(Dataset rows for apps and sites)
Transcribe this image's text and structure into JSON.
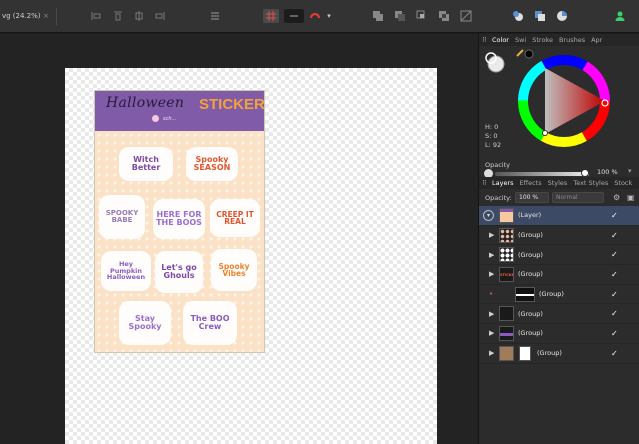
{
  "toolbar": {
    "document_tab": "vg (24.2%)",
    "close_glyph": "×",
    "dropdown_glyph": "▾"
  },
  "sheet": {
    "title_script": "Halloween",
    "title_bold": "STICKERS",
    "subtitle": "sch..."
  },
  "stickers": [
    {
      "text": "Witch Better",
      "color": "#7d4aa8"
    },
    {
      "text": "Spooky SEASON",
      "color": "#e0562f"
    },
    {
      "text": "SPOOKY BABE",
      "color": "#9a7ab8"
    },
    {
      "text": "HERE FOR THE BOOS",
      "color": "#9b6fd0"
    },
    {
      "text": "CREEP IT REAL",
      "color": "#e0562f"
    },
    {
      "text": "Hey Pumpkin Halloween",
      "color": "#8a5cc0"
    },
    {
      "text": "Let's go Ghouls",
      "color": "#7d4aa8"
    },
    {
      "text": "Spooky Vibes",
      "color": "#e8842f"
    },
    {
      "text": "Stay Spooky",
      "color": "#9b6fd0"
    },
    {
      "text": "The BOO Crew",
      "color": "#8a5cc0"
    }
  ],
  "panel": {
    "color_tabs": [
      {
        "label": "Color",
        "active": true
      },
      {
        "label": "Swi",
        "active": false
      },
      {
        "label": "Stroke",
        "active": false
      },
      {
        "label": "Brushes",
        "active": false
      },
      {
        "label": "Apr",
        "active": false
      }
    ],
    "hsl": {
      "h": "H: 0",
      "s": "S: 0",
      "l": "L: 92"
    },
    "opacity_label": "Opacity",
    "opacity_value": "100 %",
    "opacity_fraction": 1.0,
    "layer_tabs": [
      {
        "label": "Layers",
        "active": true
      },
      {
        "label": "Effects",
        "active": false
      },
      {
        "label": "Styles",
        "active": false
      },
      {
        "label": "Text Styles",
        "active": false
      },
      {
        "label": "Stock",
        "active": false
      }
    ],
    "layer_opacity_label": "Opacity:",
    "layer_opacity_value": "100 %",
    "blend_mode": "Normal",
    "layers": [
      {
        "name": "(Layer)",
        "selected": true,
        "thumb": "sheet"
      },
      {
        "name": "(Group)",
        "selected": false,
        "thumb": "dots"
      },
      {
        "name": "(Group)",
        "selected": false,
        "thumb": "dots2"
      },
      {
        "name": "(Group)",
        "selected": false,
        "thumb": "stickers"
      },
      {
        "name": "(Group)",
        "selected": false,
        "thumb": "bar"
      },
      {
        "name": "(Group)",
        "selected": false,
        "thumb": "dark"
      },
      {
        "name": "(Group)",
        "selected": false,
        "thumb": "purple"
      },
      {
        "name": "(Group)",
        "selected": false,
        "thumb": "brown"
      }
    ],
    "layer_thumb_text_stickers": "STICKERS",
    "check_glyph": "✓",
    "arrow_glyph": "▶"
  },
  "colors": {
    "accent_selected": "#3c4a66",
    "sheet_purple": "#7f5ba8",
    "sheet_orange": "#f3a23a"
  }
}
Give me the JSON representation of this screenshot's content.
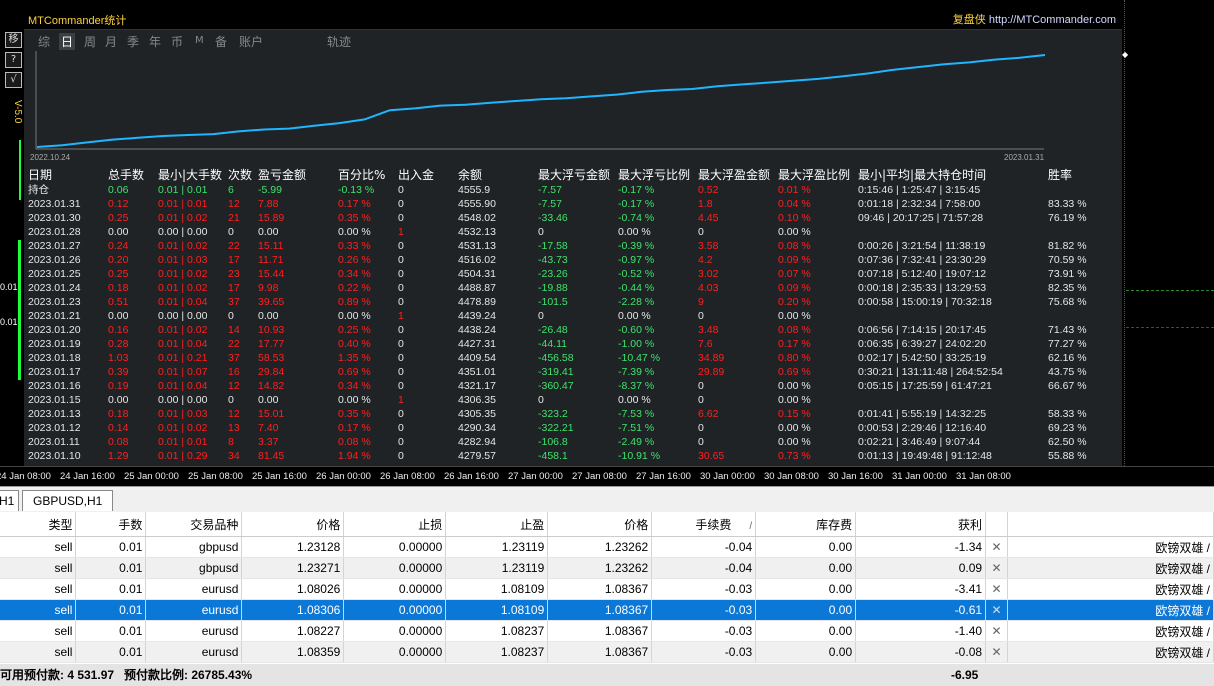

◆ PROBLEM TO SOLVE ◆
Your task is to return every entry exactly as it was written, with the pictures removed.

◆ RESULT OF THE TASK ◆
Transcribe this image's text and structure into JSON.
{
  "toolbar": {
    "document_tab": "vg (24.2%)",
    "close_glyph": "×",
    "dropdown_glyph": "▾"
  },
  "sheet": {
    "title_script": "Halloween",
    "title_bold": "STICKERS",
    "subtitle": "sch..."
  },
  "stickers": [
    {
      "text": "Witch Better",
      "color": "#7d4aa8"
    },
    {
      "text": "Spooky SEASON",
      "color": "#e0562f"
    },
    {
      "text": "SPOOKY BABE",
      "color": "#9a7ab8"
    },
    {
      "text": "HERE FOR THE BOOS",
      "color": "#9b6fd0"
    },
    {
      "text": "CREEP IT REAL",
      "color": "#e0562f"
    },
    {
      "text": "Hey Pumpkin Halloween",
      "color": "#8a5cc0"
    },
    {
      "text": "Let's go Ghouls",
      "color": "#7d4aa8"
    },
    {
      "text": "Spooky Vibes",
      "color": "#e8842f"
    },
    {
      "text": "Stay Spooky",
      "color": "#9b6fd0"
    },
    {
      "text": "The BOO Crew",
      "color": "#8a5cc0"
    }
  ],
  "panel": {
    "color_tabs": [
      {
        "label": "Color",
        "active": true
      },
      {
        "label": "Swi",
        "active": false
      },
      {
        "label": "Stroke",
        "active": false
      },
      {
        "label": "Brushes",
        "active": false
      },
      {
        "label": "Apr",
        "active": false
      }
    ],
    "hsl": {
      "h": "H: 0",
      "s": "S: 0",
      "l": "L: 92"
    },
    "opacity_label": "Opacity",
    "opacity_value": "100 %",
    "opacity_fraction": 1.0,
    "layer_tabs": [
      {
        "label": "Layers",
        "active": true
      },
      {
        "label": "Effects",
        "active": false
      },
      {
        "label": "Styles",
        "active": false
      },
      {
        "label": "Text Styles",
        "active": false
      },
      {
        "label": "Stock",
        "active": false
      }
    ],
    "layer_opacity_label": "Opacity:",
    "layer_opacity_value": "100 %",
    "blend_mode": "Normal",
    "layers": [
      {
        "name": "(Layer)",
        "selected": true,
        "thumb": "sheet"
      },
      {
        "name": "(Group)",
        "selected": false,
        "thumb": "dots"
      },
      {
        "name": "(Group)",
        "selected": false,
        "thumb": "dots2"
      },
      {
        "name": "(Group)",
        "selected": false,
        "thumb": "stickers"
      },
      {
        "name": "(Group)",
        "selected": false,
        "thumb": "bar"
      },
      {
        "name": "(Group)",
        "selected": false,
        "thumb": "dark"
      },
      {
        "name": "(Group)",
        "selected": false,
        "thumb": "purple"
      },
      {
        "name": "(Group)",
        "selected": false,
        "thumb": "brown"
      }
    ],
    "layer_thumb_text_stickers": "STICKERS",
    "check_glyph": "✓",
    "arrow_glyph": "▶"
  },
  "colors": {
    "accent_selected": "#3c4a66",
    "sheet_purple": "#7f5ba8",
    "sheet_orange": "#f3a23a"
  }
}
Give me the JSON representation of this screenshot's content.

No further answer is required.